Medicine Park Attractions
With its idyllic creek side setting at the foothills of the Wichita Mountains (the oldest mountains in North America) no wonder Medicine Park has been an enviable attraction for the last 100 years. But first and foremost its draw is the wealth of historic Cobblestone architecture, not to found anywhere else in the US, making it the quintessential destination for those who seek the unique. Called a “Treasure” by visitors both near and far, the Park continues to be an integral inclusion to any worthwhile trip to the Wichita Mountains Wildlife Refuge and Great Plains Country.
Medicine Park and the its environs are highlighted by over fifteen blue water lakes and offer fishing, boating, swimming and water skiing and a breath taking natural terrain perfect for rock climbing, hiking, bird watching and wildlife photography.
The Town of Medicine Park
Medicine Park Trail: Solid surface walkway, lined by
cobblestones, along scenic Medicine Creek.
Bath Lake Swimming Area: Renovated area along Medicine
Creek historically developed (and still used) for swimming. A charge of $2 a person per day.
Gondola Lake and Dam: Small, scenic Lake, below larger
Lake Lawtonka dam, created by 1918 concrete dam built
over rugged granite boulders.
Lake Drive: Beautiful scenic drive along the shoreline
of Lake Lawtonka.
Fishing: in Medicine Creek is now becoming a yearly
event. In early November the creek is stocked with trout by the Oklahoma Department of Wildlife Conservation offering great trout fishing throughout the winter months. There is good fishing for bass and other types of fish all year round.
The Old Plantation: The Old Plantation the most imposing structure in Medicine Park. On the National Register of Historic Places.
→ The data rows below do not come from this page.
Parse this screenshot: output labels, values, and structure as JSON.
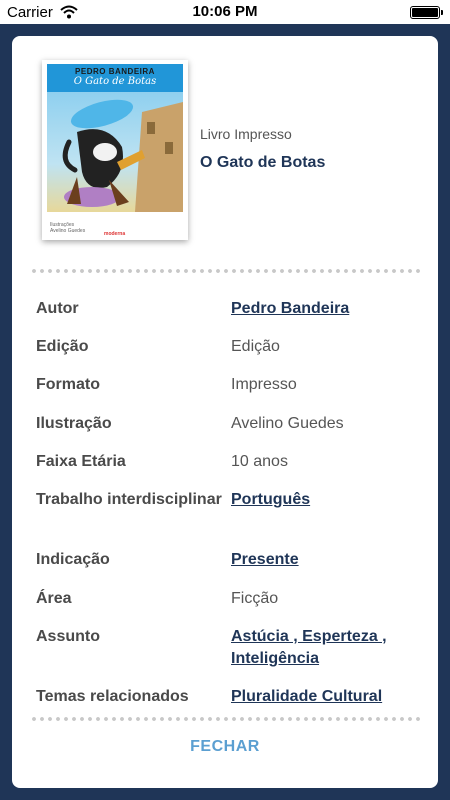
{
  "status_bar": {
    "carrier": "Carrier",
    "time": "10:06 PM"
  },
  "book": {
    "type": "Livro Impresso",
    "title": "O Gato de Botas",
    "cover": {
      "author": "PEDRO BANDEIRA",
      "title": "O Gato de Botas",
      "credit_line1": "Ilustrações",
      "credit_line2": "Avelino Guedes",
      "publisher": "moderna"
    }
  },
  "details": [
    {
      "label": "Autor",
      "value": "Pedro Bandeira",
      "link": true
    },
    {
      "label": "Edição",
      "value": "Edição",
      "link": false
    },
    {
      "label": "Formato",
      "value": "Impresso",
      "link": false
    },
    {
      "label": "Ilustração",
      "value": "Avelino Guedes",
      "link": false
    },
    {
      "label": "Faixa Etária",
      "value": "10 anos",
      "link": false
    },
    {
      "label": "Trabalho interdisciplinar",
      "value": "Português",
      "link": true
    },
    {
      "label": "Indicação",
      "value": "Presente",
      "link": true
    },
    {
      "label": "Área",
      "value": "Ficção",
      "link": false
    },
    {
      "label": "Assunto",
      "value": "Astúcia , Esperteza , Inteligência",
      "link": true
    },
    {
      "label": "Temas relacionados",
      "value": "Pluralidade Cultural",
      "link": true
    }
  ],
  "actions": {
    "close_label": "FECHAR"
  },
  "colors": {
    "navy": "#1f3557",
    "accent": "#5b9fd1",
    "cover_band": "#2196d8"
  }
}
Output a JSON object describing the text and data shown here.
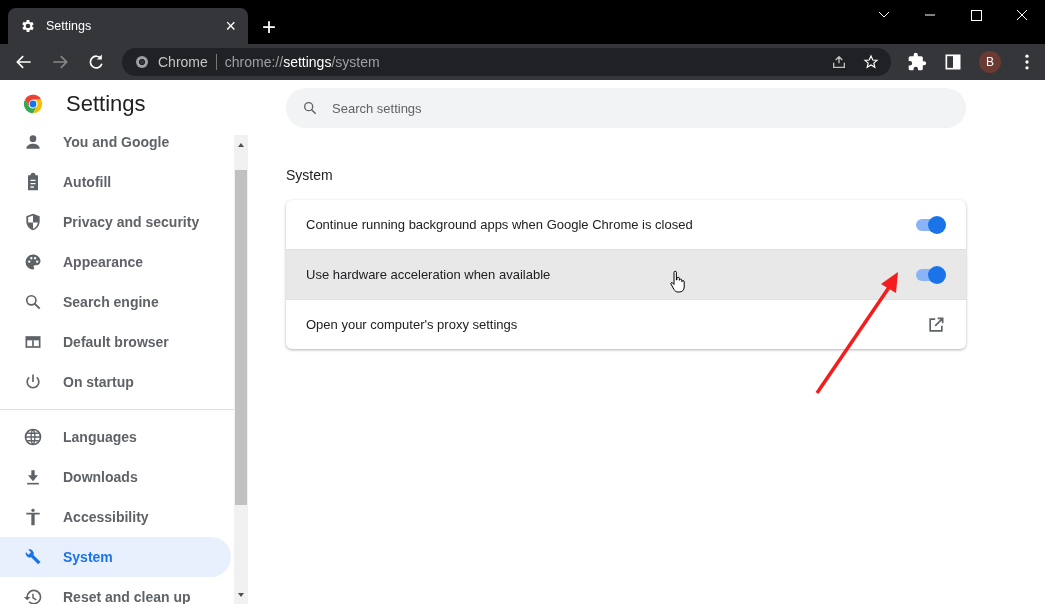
{
  "tab": {
    "title": "Settings",
    "close": "×",
    "new_tab": "+"
  },
  "toolbar": {
    "site_label": "Chrome",
    "url": "chrome://**settings**/system",
    "profile": "B"
  },
  "sidebar": {
    "title": "Settings",
    "groups": [
      [
        {
          "label": "You and Google",
          "selected": false
        },
        {
          "label": "Autofill",
          "selected": false
        },
        {
          "label": "Privacy and security",
          "selected": false
        },
        {
          "label": "Appearance",
          "selected": false
        },
        {
          "label": "Search engine",
          "selected": false
        },
        {
          "label": "Default browser",
          "selected": false
        },
        {
          "label": "On startup",
          "selected": false
        }
      ],
      [
        {
          "label": "Languages",
          "selected": false
        },
        {
          "label": "Downloads",
          "selected": false
        },
        {
          "label": "Accessibility",
          "selected": false
        },
        {
          "label": "System",
          "selected": true
        },
        {
          "label": "Reset and clean up",
          "selected": false
        }
      ]
    ]
  },
  "search": {
    "placeholder": "Search settings"
  },
  "section": {
    "title": "System",
    "rows": [
      {
        "kind": "toggle",
        "label": "Continue running background apps when Google Chrome is closed",
        "on": true,
        "hovered": false
      },
      {
        "kind": "toggle",
        "label": "Use hardware acceleration when available",
        "on": true,
        "hovered": true
      },
      {
        "kind": "link",
        "label": "Open your computer's proxy settings",
        "hovered": false
      }
    ]
  }
}
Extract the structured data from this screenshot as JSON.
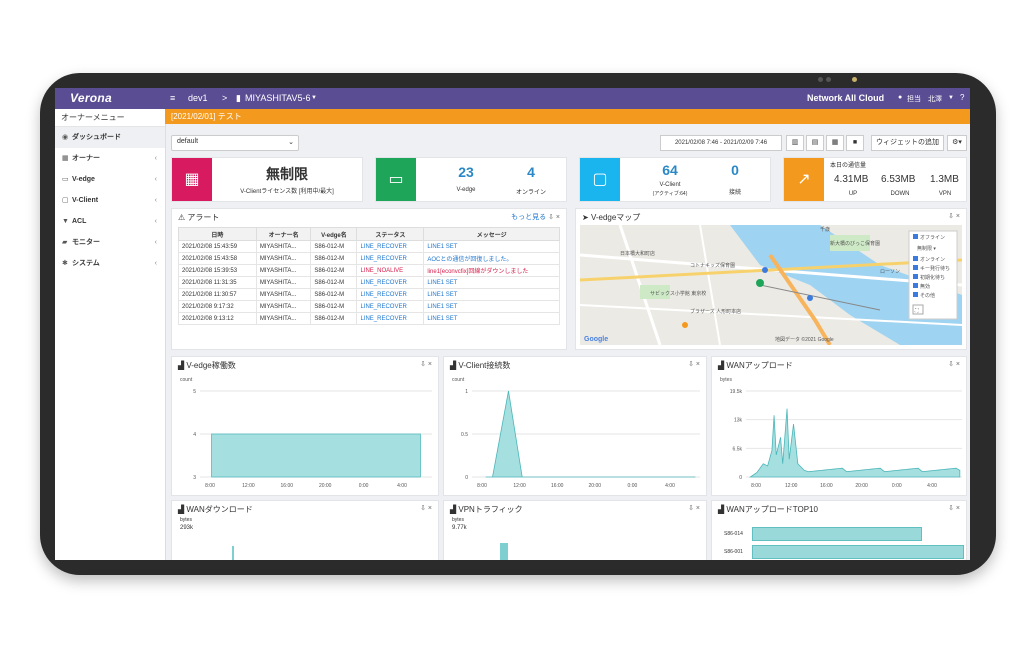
{
  "topbar": {
    "logo": "Verona",
    "menu_icon": "hamburger-icon",
    "breadcrumb_root": "dev1",
    "breadcrumb_sep": ">",
    "breadcrumb_device": "MIYASHITAV5-6",
    "app_name": "Network All Cloud",
    "user1": "担当",
    "user2": "北澤"
  },
  "banner": {
    "text": "[2021/02/01] テスト"
  },
  "sidebar": {
    "title": "オーナーメニュー",
    "items": [
      {
        "label": "ダッシュボード",
        "icon": "dashboard-icon",
        "glyph": "◉",
        "chev": ""
      },
      {
        "label": "オーナー",
        "icon": "building-icon",
        "glyph": "▦",
        "chev": "‹"
      },
      {
        "label": "V-edge",
        "icon": "router-icon",
        "glyph": "▭",
        "chev": "‹"
      },
      {
        "label": "V-Client",
        "icon": "monitor-icon",
        "glyph": "▢",
        "chev": "‹"
      },
      {
        "label": "ACL",
        "icon": "filter-icon",
        "glyph": "▼",
        "chev": "‹"
      },
      {
        "label": "モニター",
        "icon": "chart-icon",
        "glyph": "▰",
        "chev": "‹"
      },
      {
        "label": "システム",
        "icon": "gear-icon",
        "glyph": "✱",
        "chev": "‹"
      }
    ]
  },
  "toolbar": {
    "select_value": "default",
    "date_range": "2021/02/08 7:46 - 2021/02/09 7:46",
    "add_widget": "ウィジェットの追加"
  },
  "stats": {
    "license_value": "無制限",
    "license_label": "V-Clientライセンス数 [利用中/最大]",
    "vedge_count": "23",
    "vedge_label": "V-edge",
    "vedge_online": "4",
    "vedge_online_label": "オンライン",
    "vclient_count": "64",
    "vclient_label": "V-Client",
    "vclient_sub": "(アクティブ:64)",
    "vclient_conn": "0",
    "vclient_conn_label": "接続",
    "traffic_title": "本日の通信量",
    "up_value": "4.31MB",
    "up_label": "UP",
    "down_value": "6.53MB",
    "down_label": "DOWN",
    "vpn_value": "1.3MB",
    "vpn_label": "VPN",
    "colors": {
      "license": "#d81b60",
      "vedge": "#1fa55a",
      "vclient": "#1ab5ee",
      "traffic": "#f39a1e"
    }
  },
  "alert": {
    "title": "アラート",
    "more": "もっと見る",
    "headers": [
      "日時",
      "オーナー名",
      "V-edge名",
      "ステータス",
      "メッセージ"
    ],
    "rows": [
      [
        "2021/02/08 15:43:59",
        "MIYASHITA...",
        "S86-012-M",
        "LINE_RECOVER",
        "LINE1 SET"
      ],
      [
        "2021/02/08 15:43:58",
        "MIYASHITA...",
        "S86-012-M",
        "LINE_RECOVER",
        "AOCとの通信が回復しました。"
      ],
      [
        "2021/02/08 15:39:53",
        "MIYASHITA...",
        "S86-012-M",
        "LINE_NOALIVE",
        "line1[econvcfix]回線がダウンしました"
      ],
      [
        "2021/02/08 11:31:35",
        "MIYASHITA...",
        "S86-012-M",
        "LINE_RECOVER",
        "LINE1 SET"
      ],
      [
        "2021/02/08 11:30:57",
        "MIYASHITA...",
        "S86-012-M",
        "LINE_RECOVER",
        "LINE1 SET"
      ],
      [
        "2021/02/08 9:17:32",
        "MIYASHITA...",
        "S86-012-M",
        "LINE_RECOVER",
        "LINE1 SET"
      ],
      [
        "2021/02/08 9:13:12",
        "MIYASHITA...",
        "S86-012-M",
        "LINE_RECOVER",
        "LINE1 SET"
      ]
    ]
  },
  "map": {
    "title": "V-edgeマップ",
    "legend": [
      "オフライン",
      "オンライン",
      "キー発行待ち",
      "初期化待ち",
      "無効",
      "その他"
    ],
    "legend_select": "無制限",
    "labels": [
      "日本橋大和町店",
      "コトナキッズ保育園",
      "サビックス小学館 東京校",
      "ブラザーズ 人形町本店",
      "ローソン",
      "新大橋のびっこ保育園",
      "千歳"
    ],
    "footer": "地図データ ©2021 Google",
    "google": "Google"
  },
  "charts": {
    "c1": {
      "title": "V-edge稼働数",
      "ylabel": "count",
      "yticks": [
        "5",
        "4",
        "3"
      ],
      "xticks": [
        "8:00",
        "12:00",
        "16:00",
        "20:00",
        "0:00",
        "4:00"
      ]
    },
    "c2": {
      "title": "V-Client接続数",
      "ylabel": "count",
      "yticks": [
        "1",
        "0.5",
        "0"
      ],
      "xticks": [
        "8:00",
        "12:00",
        "16:00",
        "20:00",
        "0:00",
        "4:00"
      ]
    },
    "c3": {
      "title": "WANアップロード",
      "ylabel": "bytes",
      "yticks": [
        "19.5k",
        "13k",
        "6.5k",
        "0"
      ],
      "xticks": [
        "8:00",
        "12:00",
        "16:00",
        "20:00",
        "0:00",
        "4:00"
      ]
    },
    "c4": {
      "title": "WANダウンロード",
      "ylabel": "bytes",
      "yticks": [
        "293k"
      ]
    },
    "c5": {
      "title": "VPNトラフィック",
      "ylabel": "bytes",
      "yticks": [
        "9.77k"
      ]
    },
    "c6": {
      "title": "WANアップロードTOP10",
      "yticks": [
        "S86-014",
        "S86-001"
      ]
    }
  }
}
Built in 1909 began as the Medicine Park Hotel (nicknamed The Outside Inn) then the Grand Hotel in the 1920s. In the 1960 under Rex and Ruby Leath (Grandma) it was renamed the Old Plantation. Restored in 2007.
Veterans Monument: Granite marker in Jack Laughter Park
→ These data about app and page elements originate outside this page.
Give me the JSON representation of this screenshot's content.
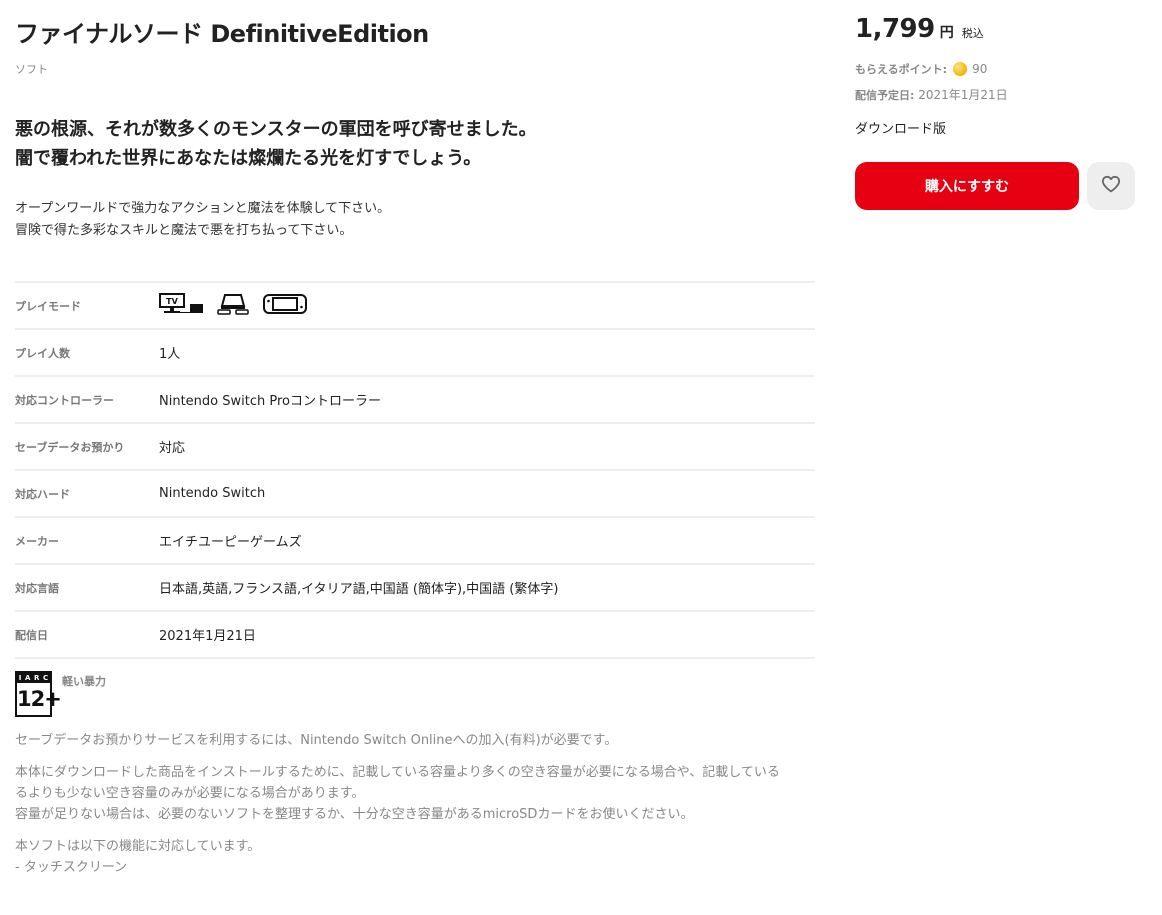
{
  "product": {
    "title": "ファイナルソード DefinitiveEdition",
    "category": "ソフト",
    "catch_line1": "悪の根源、それが数多くのモンスターの軍団を呼び寄せました。",
    "catch_line2": "闇で覆われた世界にあなたは燦爛たる光を灯すでしょう。",
    "desc_line1": "オープンワールドで強力なアクションと魔法を体験して下さい。",
    "desc_line2": "冒険で得た多彩なスキルと魔法で悪を打ち払って下さい。"
  },
  "specs": {
    "play_mode": {
      "label": "プレイモード",
      "icons": [
        "tv-mode-icon",
        "tabletop-mode-icon",
        "handheld-mode-icon"
      ]
    },
    "players": {
      "label": "プレイ人数",
      "value": "1人"
    },
    "controller": {
      "label": "対応コントローラー",
      "value": "Nintendo Switch Proコントローラー"
    },
    "save_data": {
      "label": "セーブデータお預かり",
      "value": "対応"
    },
    "hardware": {
      "label": "対応ハード",
      "value": "Nintendo Switch"
    },
    "maker": {
      "label": "メーカー",
      "value": "エイチユーピーゲームズ"
    },
    "languages": {
      "label": "対応言語",
      "value": "日本語,英語,フランス語,イタリア語,中国語 (簡体字),中国語 (繁体字)"
    },
    "release": {
      "label": "配信日",
      "value": "2021年1月21日"
    }
  },
  "rating": {
    "badge_top": [
      "I",
      "A",
      "R",
      "C"
    ],
    "age": "12+",
    "descriptor": "軽い暴力"
  },
  "notes": {
    "online": "セーブデータお預かりサービスを利用するには、Nintendo Switch Onlineへの加入(有料)が必要です。",
    "storage_line1": "本体にダウンロードした商品をインストールするために、記載している容量より多くの空き容量が必要になる場合や、記載している",
    "storage_line2": "るよりも少ない空き容量のみが必要になる場合があります。",
    "storage_line3": "容量が足りない場合は、必要のないソフトを整理するか、十分な空き容量があるmicroSDカードをお使いください。",
    "features_intro": "本ソフトは以下の機能に対応しています。",
    "feature_touch": "- タッチスクリーン"
  },
  "purchase": {
    "price": "1,799",
    "currency": "円",
    "tax": "税込",
    "points_label": "もらえるポイント:",
    "points_value": "90",
    "release_label": "配信予定日:",
    "release_value": "2021年1月21日",
    "edition": "ダウンロード版",
    "buy_label": "購入にすすむ",
    "favorite_icon": "heart-icon"
  },
  "colors": {
    "accent": "#e60012",
    "coin": "#f0b400"
  }
}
dedicated to all war veterans.
Sanders House: Oldest residental structure in Medicine Park built in 1908.
Robert Dean (d) Metal Sculptures. There are 16 Scattered throughout throughout Medicine Park the earliest is the Bison in front of the Music Hall. Note that the Sculptures are all privately owned and no climbing on them or trespassing is allowed. They can be viewed from the road or walk.
Be sure to visit the Medicine Park Post the Town blog.
The Surrounding Area
Wichita Mountains Wildlife Refuge: 60,000 plus acres are home to free range buffalo, longhorn cattle, prairie dog towns, elk and deer. Mount Scott provides a scenic drive to the second highest point in the Wichita Mountains Wildlife Refuge. Special tours and programs throughout the year. 580-429-3222 www.fws.gov/southwest/refuges/wichitamountains
Lake Lawtonka: Magnificent man-made (water supply) lake,
built in the shadows of Mount Scott, with abundant recreational opportunities and facilities.
Lake Elmer Thomas Recreation Area: (LETRA) Camping,
RV sites, miniature golf, waterslide, boat ramps and docks.
Fort Sill. 580-442-5541
Meers: Born during the turn-of-the-century gold rush,
the Meers Restaurant and store, with its fabulous hamburgers, is all that remains of this former boomtown. The Tour de Meers is held here annually. 580-429-8051
Museum of the Great Plains: Cultural and natural history
of the Southern Great Plains of North America; Tingley
Collection of Native American artifacts, Red River Trading
Post. Lawton. 580-581-3460 www.museumgreatplains.org
Fort Sill Museum: 1870 Old Post buildings house exhibits
about buffalo soldiers, Southern Plains tribes and famous
Apache Geronimo; world’s largest collections of military
memorabilia. Lawton. 590-442-5123